Another activity which is called fun in non-Muslim cultures is having fun and spending time with the opposite sex. Some youth would like to have their personal vehicles to play their favorite music tracks and hang around with friends in their cars. Staying home and watching movies or playing video games is also another form of entertainment.
Now, let’s see what the status of fun and entertainment is in the Islamic lifestyle! And what the difference between Islamic and non-Islamic lifestyle is.
There are many verses in the holy Quran that mention this worldly life is nothing but play and diversion [i]. But does it mean that we have to take this life as fun and entertainment? Of course not. The aim of calling this worldly life as play and diversion is to draw our attention towards a more important lifestyle: a useful lifestyle that guides us towards success in this world and the afterlife. Allah says in the Quran:
“Leave alone those who take their religion for play and diversion and whom the life of this world has deceived …” (6: 70).
Therefore this world should not entertain us so much that we forget why we have come to Earth, where we are going after death, and what the whole goal of living in this world is.
Talking about the goal of life does not mean that Muslims should spend all their time working and praying.
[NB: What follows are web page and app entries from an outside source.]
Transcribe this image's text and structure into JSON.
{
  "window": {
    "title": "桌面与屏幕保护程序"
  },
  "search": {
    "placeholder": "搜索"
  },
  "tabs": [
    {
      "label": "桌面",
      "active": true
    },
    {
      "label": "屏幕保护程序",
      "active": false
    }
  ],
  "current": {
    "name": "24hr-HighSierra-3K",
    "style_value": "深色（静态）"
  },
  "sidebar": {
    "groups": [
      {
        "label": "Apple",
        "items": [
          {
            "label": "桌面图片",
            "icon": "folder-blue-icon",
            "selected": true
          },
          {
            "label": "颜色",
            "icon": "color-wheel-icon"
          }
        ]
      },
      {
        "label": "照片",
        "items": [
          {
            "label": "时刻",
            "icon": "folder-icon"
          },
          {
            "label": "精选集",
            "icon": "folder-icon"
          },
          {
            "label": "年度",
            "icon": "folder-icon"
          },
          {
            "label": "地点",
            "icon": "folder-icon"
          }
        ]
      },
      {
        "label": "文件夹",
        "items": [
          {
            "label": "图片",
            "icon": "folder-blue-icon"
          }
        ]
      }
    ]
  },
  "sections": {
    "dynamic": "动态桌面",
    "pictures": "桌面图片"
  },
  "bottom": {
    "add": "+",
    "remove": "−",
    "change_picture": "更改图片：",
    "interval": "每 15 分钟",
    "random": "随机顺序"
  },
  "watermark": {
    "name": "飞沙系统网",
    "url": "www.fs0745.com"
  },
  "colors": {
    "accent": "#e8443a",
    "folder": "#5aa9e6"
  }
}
There are many narrations that recommend Muslims to divide their day into four parts. Imam Reza (AS) says: “try to divide your day into four parts; one part for praying and communicating with your Lord, one part for earning lawful (Halal) money for a living, one part to communicate with your religious brothers who will help you know your deficiencies, and a part to entertain your soul with lawful pleasure, and in the fourth part you will gain liveliness to fulfill other three duties.” 
Therefore Muslims should set aside a part of their time to have fun, rest and have lawful (Halal) pleasure, as well as spend some considerable time with their family, talking to children to find out if they have any issues, reading different books and keeping themselves up to date. Specifying some time to pleasure and entertainment helps people have a more organized plan to fulfill their duties.
Muslims should plan their lives in a way that they would find no spare time. Spare time makes people feel useless, and then they would try to find some ways to get rid of those times. That is usually where aimless entertainment enters one’s life.
Allah says in the Quran: “So when you are done, appoint,” (94: 7), that in some interpretations means when you finish one task, you have to start a new one.
That new task might be planned as having fun, of which I will bring some examples later on in this article. So, it is important that Muslims plan their lives in a way that they find no spare or unused time in their day.
The most important point in having fun from the Islamic point of view is that one should choose a sort of entertainment that does not harm one’s self and others.
So if you have a careful look into the Quranic verses that name some kinds of pleasure forbidden, you can realize that those may lead into harm for the person him/herself and people around him/her.
Therefore, any entertainment in which people use drugs or alcohol, such as parties in which alcohol or drugs are used, or even nightclubs and bars that are the exact places for these kinds of entertainment are totally rejected in Islamic lifestyle.
Also, any Entertainment related to gambling is forbidden (Haram), simply because in gambling there is harm for at least one person. Also, all kinds of entertainment that divert our attention from a Godly life are forbidden (Haram).
The type of entertainment that a Muslim chooses should not be against the laws of Islam such as modesty. A Muslim should not have an aimless pleasure and as mentioned in the Quran; “Indeed Allah does not like the boasters.” (28:76)
The least usefulness that a form of entertainment should have for a Muslim is to refresh his/ her soul and to strengthen his/ her body.
See the second part: What is Lawful (Halal) Fun?
[i]“The life of the world is nothing but play and diversion, and the abode of the Hereafter is surely better for those who are God-wary…” (6:32)
- Bihar al-Anwar, vol.75, p.346